■ **EXERCISE**
Line by line, give the data again exactly as it appears, but without pictures.

■ **GIVEN ENTRIES**

━━━━━━━━━━━━━━━━━━━━

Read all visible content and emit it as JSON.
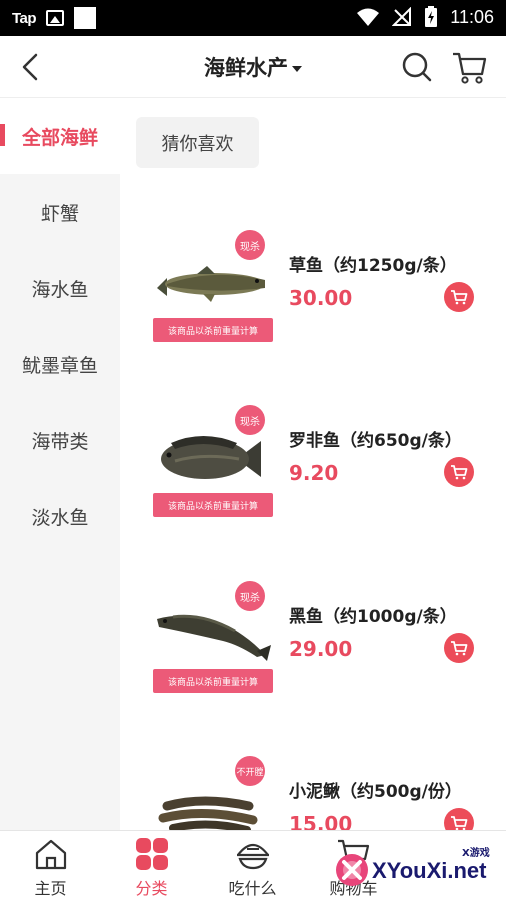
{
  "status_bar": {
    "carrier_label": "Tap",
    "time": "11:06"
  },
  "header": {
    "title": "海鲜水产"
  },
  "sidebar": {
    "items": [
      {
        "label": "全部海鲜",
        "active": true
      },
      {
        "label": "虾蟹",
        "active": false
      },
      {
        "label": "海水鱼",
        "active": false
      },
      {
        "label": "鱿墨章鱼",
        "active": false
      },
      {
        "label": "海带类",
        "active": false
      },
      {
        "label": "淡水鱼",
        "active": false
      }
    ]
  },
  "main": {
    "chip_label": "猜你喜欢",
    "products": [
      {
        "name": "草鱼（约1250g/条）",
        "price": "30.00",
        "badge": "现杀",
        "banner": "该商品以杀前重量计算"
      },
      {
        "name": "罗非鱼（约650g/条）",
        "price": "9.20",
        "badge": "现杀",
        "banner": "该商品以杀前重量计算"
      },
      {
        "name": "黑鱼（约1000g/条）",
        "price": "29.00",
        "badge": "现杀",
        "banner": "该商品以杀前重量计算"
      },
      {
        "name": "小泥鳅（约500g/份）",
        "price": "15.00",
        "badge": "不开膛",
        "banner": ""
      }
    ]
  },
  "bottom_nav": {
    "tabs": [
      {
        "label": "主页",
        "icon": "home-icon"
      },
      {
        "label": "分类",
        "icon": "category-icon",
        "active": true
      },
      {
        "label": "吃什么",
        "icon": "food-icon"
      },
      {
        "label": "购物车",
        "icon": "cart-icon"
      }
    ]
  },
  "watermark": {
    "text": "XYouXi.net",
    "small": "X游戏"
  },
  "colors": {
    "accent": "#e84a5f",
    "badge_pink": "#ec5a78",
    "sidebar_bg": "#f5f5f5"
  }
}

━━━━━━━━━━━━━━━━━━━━

■ **EXERCISE OUTPUT**
Read all visible content and emit it as JSON.
{
  "status_bar": {
    "carrier_label": "Tap",
    "time": "11:06"
  },
  "header": {
    "title": "海鲜水产"
  },
  "sidebar": {
    "items": [
      {
        "label": "全部海鲜",
        "active": true
      },
      {
        "label": "虾蟹",
        "active": false
      },
      {
        "label": "海水鱼",
        "active": false
      },
      {
        "label": "鱿墨章鱼",
        "active": false
      },
      {
        "label": "海带类",
        "active": false
      },
      {
        "label": "淡水鱼",
        "active": false
      }
    ]
  },
  "main": {
    "chip_label": "猜你喜欢",
    "products": [
      {
        "name": "草鱼（约1250g/条）",
        "price": "30.00",
        "badge": "现杀",
        "banner": "该商品以杀前重量计算"
      },
      {
        "name": "罗非鱼（约650g/条）",
        "price": "9.20",
        "badge": "现杀",
        "banner": "该商品以杀前重量计算"
      },
      {
        "name": "黑鱼（约1000g/条）",
        "price": "29.00",
        "badge": "现杀",
        "banner": "该商品以杀前重量计算"
      },
      {
        "name": "小泥鳅（约500g/份）",
        "price": "15.00",
        "badge": "不开膛",
        "banner": ""
      }
    ]
  },
  "bottom_nav": {
    "tabs": [
      {
        "label": "主页",
        "icon": "home-icon"
      },
      {
        "label": "分类",
        "icon": "category-icon",
        "active": true
      },
      {
        "label": "吃什么",
        "icon": "food-icon"
      },
      {
        "label": "购物车",
        "icon": "cart-icon"
      }
    ]
  },
  "watermark": {
    "text": "XYouXi.net",
    "small": "X游戏"
  },
  "colors": {
    "accent": "#e84a5f",
    "badge_pink": "#ec5a78",
    "sidebar_bg": "#f5f5f5"
  }
}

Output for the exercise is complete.